> [PROBLEM TO SOLVE] With the string "this" as the filter, copy each matching line from the records.

> [RECORDS SUPPLIED]
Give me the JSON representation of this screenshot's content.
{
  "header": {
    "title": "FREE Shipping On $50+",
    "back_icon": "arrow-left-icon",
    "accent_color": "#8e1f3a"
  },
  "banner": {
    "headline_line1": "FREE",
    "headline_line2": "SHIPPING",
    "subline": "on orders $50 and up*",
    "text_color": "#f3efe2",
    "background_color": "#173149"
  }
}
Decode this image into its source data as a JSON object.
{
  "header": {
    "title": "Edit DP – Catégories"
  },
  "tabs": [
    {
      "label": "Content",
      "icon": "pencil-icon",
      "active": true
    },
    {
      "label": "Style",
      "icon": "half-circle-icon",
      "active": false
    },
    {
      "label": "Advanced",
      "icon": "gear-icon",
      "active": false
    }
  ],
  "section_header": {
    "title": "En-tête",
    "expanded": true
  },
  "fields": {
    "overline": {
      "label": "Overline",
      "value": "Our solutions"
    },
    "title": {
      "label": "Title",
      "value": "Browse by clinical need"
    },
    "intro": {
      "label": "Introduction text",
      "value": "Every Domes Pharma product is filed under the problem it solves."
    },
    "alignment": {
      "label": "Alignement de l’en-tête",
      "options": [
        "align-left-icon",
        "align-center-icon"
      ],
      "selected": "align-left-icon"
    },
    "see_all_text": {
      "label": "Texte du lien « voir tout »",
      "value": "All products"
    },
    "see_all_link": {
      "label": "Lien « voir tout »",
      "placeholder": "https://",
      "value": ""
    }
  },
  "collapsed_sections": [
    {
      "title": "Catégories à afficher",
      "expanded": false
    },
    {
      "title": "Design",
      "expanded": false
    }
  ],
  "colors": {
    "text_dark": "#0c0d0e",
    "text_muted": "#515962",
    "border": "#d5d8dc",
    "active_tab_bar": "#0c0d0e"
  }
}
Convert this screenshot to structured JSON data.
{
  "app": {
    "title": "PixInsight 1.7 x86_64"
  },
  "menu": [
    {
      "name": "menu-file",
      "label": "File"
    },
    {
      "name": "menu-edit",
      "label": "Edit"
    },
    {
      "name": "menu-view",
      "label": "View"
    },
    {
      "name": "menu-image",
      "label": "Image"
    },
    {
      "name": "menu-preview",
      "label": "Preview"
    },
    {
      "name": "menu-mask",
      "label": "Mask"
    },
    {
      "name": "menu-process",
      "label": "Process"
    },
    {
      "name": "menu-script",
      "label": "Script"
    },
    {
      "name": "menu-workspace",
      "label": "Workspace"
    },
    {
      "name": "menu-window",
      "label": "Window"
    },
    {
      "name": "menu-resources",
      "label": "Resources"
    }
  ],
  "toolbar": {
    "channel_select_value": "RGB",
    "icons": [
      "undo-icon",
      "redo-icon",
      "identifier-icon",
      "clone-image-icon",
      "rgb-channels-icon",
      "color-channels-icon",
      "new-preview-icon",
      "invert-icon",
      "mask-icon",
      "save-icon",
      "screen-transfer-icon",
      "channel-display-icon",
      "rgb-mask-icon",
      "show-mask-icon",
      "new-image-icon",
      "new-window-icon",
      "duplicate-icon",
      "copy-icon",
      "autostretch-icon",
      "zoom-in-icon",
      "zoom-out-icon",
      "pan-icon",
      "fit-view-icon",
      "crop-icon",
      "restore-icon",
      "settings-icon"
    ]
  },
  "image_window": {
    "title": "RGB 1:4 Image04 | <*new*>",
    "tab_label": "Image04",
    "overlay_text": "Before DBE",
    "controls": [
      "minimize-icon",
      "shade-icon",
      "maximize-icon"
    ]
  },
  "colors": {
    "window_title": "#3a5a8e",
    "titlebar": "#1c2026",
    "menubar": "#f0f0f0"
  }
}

> [RESPONSE BELOW]
Give me the JSON representation of this screenshot's content.
Decode this image into its source data as a JSON object.
Convert this screenshot to structured JSON data.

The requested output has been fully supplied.